Consistency is probably the most important thing that someone should be aiming for. When you’re hired for gigs, clients shouldn’t have to worry if you’re going to deliver good stuff on time. Clients need to be able to rely on you to not just meet the brief but to exceed the brief and also exceed their expectations of you. If you’re easy to work with and are able to consistently deliver good material, then you’ll continue to get work.
Sam Hulick (Mass Effect 1 and 2, Heroes of Stalingrad, SoundGiants Inc.) – “What’s really helped me in my career is showing up at GDC every year and making valuable connections. And I don’t mean connections in the sense of having to know the right people, but what I mean is that it’s a small industry in the grand scheme of things, and everyone is connected somehow. Maybe the writer or level designer you really connected with goes back to his company and raves to the audio director about you. My point is, keep an open mind when networking, and don’t focus so much on business or landing work. Show up at GDC consistently so people remember you, be personable, make a good impression, and just have fun. The business stuff will happen naturally if you have the talent and professionalism to back you up.”

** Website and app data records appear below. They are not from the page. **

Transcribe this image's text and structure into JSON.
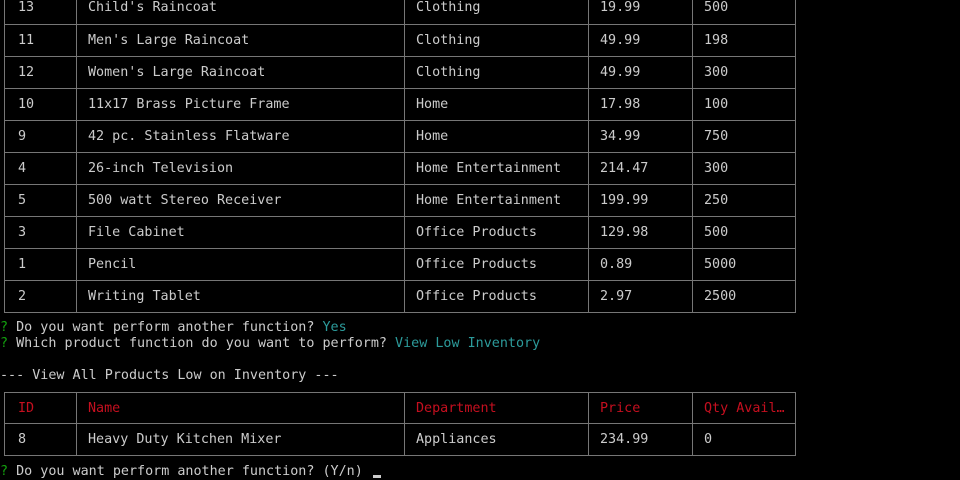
{
  "products_table": {
    "rows": [
      {
        "id": "13",
        "name": "Child's Raincoat",
        "department": "Clothing",
        "price": "19.99",
        "qty": "500"
      },
      {
        "id": "11",
        "name": "Men's Large Raincoat",
        "department": "Clothing",
        "price": "49.99",
        "qty": "198"
      },
      {
        "id": "12",
        "name": "Women's Large Raincoat",
        "department": "Clothing",
        "price": "49.99",
        "qty": "300"
      },
      {
        "id": "10",
        "name": "11x17 Brass Picture Frame",
        "department": "Home",
        "price": "17.98",
        "qty": "100"
      },
      {
        "id": "9",
        "name": "42 pc. Stainless Flatware",
        "department": "Home",
        "price": "34.99",
        "qty": "750"
      },
      {
        "id": "4",
        "name": "26-inch Television",
        "department": "Home Entertainment",
        "price": "214.47",
        "qty": "300"
      },
      {
        "id": "5",
        "name": "500 watt Stereo Receiver",
        "department": "Home Entertainment",
        "price": "199.99",
        "qty": "250"
      },
      {
        "id": "3",
        "name": "File Cabinet",
        "department": "Office Products",
        "price": "129.98",
        "qty": "500"
      },
      {
        "id": "1",
        "name": "Pencil",
        "department": "Office Products",
        "price": "0.89",
        "qty": "5000"
      },
      {
        "id": "2",
        "name": "Writing Tablet",
        "department": "Office Products",
        "price": "2.97",
        "qty": "2500"
      }
    ]
  },
  "prompts": {
    "marker": "?",
    "another_function_question": "Do you want perform another function?",
    "another_function_answer": "Yes",
    "which_function_question": "Which product function do you want to perform?",
    "which_function_answer": "View Low Inventory",
    "section_heading": "--- View All Products Low on Inventory ---",
    "final_question": "Do you want perform another function?",
    "final_hint": "(Y/n)"
  },
  "low_inventory_table": {
    "headers": {
      "id": "ID",
      "name": "Name",
      "department": "Department",
      "price": "Price",
      "qty": "Qty Avail…"
    },
    "rows": [
      {
        "id": "8",
        "name": "Heavy Duty Kitchen Mixer",
        "department": "Appliances",
        "price": "234.99",
        "qty": "0"
      }
    ]
  },
  "colors": {
    "background": "#000000",
    "text": "#cccccc",
    "prompt_marker": "#13a10e",
    "answer": "#2c9b9b",
    "header_text": "#c50f1f",
    "border": "#767676"
  }
}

Jason Hayes (World of Warcraft, Diablo, StarCraft, musicbyjasonhayes.com) – “I think one of the best things you can do as a musician trying to find work is to be extremely flexible with the kind of jobs that you’re willing to take. In the past I’ve worked in a music store keyboard department, played in a band as a touring musician, worked in a recording studio, and also written jingles for radio ads. So being willing and able to do a number of different things has been a good strategy for maintaining a semi-stable career in music. Also, if you want to work in the game industry, it can a good idea to try to get in the door in the QA department, or if you have the skills for it, the IT department. Because once you’re in the door you can start to talk to the developers about your interest in writing music, and you’ll be way ahead of everyone else who has to resort to sending CDs in the mail. In my experience, those CDs stack up really high in someone’s office, and it’s hard to get noticed that way.”

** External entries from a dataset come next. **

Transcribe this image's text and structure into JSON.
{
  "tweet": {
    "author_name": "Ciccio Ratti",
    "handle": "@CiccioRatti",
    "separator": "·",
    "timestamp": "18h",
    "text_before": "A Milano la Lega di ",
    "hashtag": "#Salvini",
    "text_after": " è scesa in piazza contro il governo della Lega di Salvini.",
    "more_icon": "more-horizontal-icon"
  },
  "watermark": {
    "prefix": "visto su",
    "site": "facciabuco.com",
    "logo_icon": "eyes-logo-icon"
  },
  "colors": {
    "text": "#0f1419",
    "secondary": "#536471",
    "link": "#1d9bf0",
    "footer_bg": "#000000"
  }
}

Tom Salta (H.A.W.X., Prince of Persia: The Forgotten Sands, Red Steel, tomsalta.com) – “A diversity of projects always helps me build and maintain momentum. I get bored doing the same thing over and over, so I always welcome opportunities that present me with unique challenges. It can be quite nerve-racking at times and can get me out of my comfort zone, but I know that for me, that’s when I grow. It forces me to try and experience new things that I never have before. That’s one of my favorite parts about what I do–having the ability to explore different styles of music and interact with a wide range of musicians and cultures that I’d normally never have the chance to in everyday life.”
Thanks again to everyone that took the time to contribute their wisdom. My only regret is that there wasn’t an opportunity to pursue further input from additional friends in the industry.

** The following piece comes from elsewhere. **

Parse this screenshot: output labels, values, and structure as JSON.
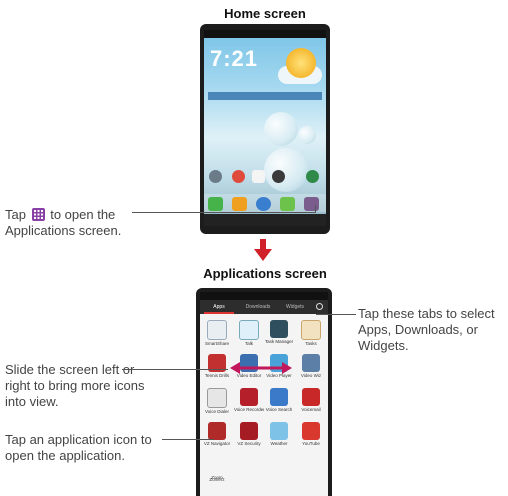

And because I got everyone else to pony up, I figure I should add my own two cents. Here are some simple ideas that augment what has already been suggested by my colleagues and have served me well in my career:
- Throw yourself 110% into whatever project you have in front of you, no matter the size
- Take on all challenges with a smile
- Meet deadlines and beat expectations
- Write music that resonates
- Have heart and take chances
Pro Tip: Game Audio Book Club Suggestion
If you’d like to delve deeper into the world of interactive audio for games, look no further than Richard Steven’s and Dave Raybould’s The Game Audio Tutorial (Focal Press). It’s a newly released practical guide with projects and examples that cover both sound design and music implementation in games. It includes access to their website with tie-in lessons.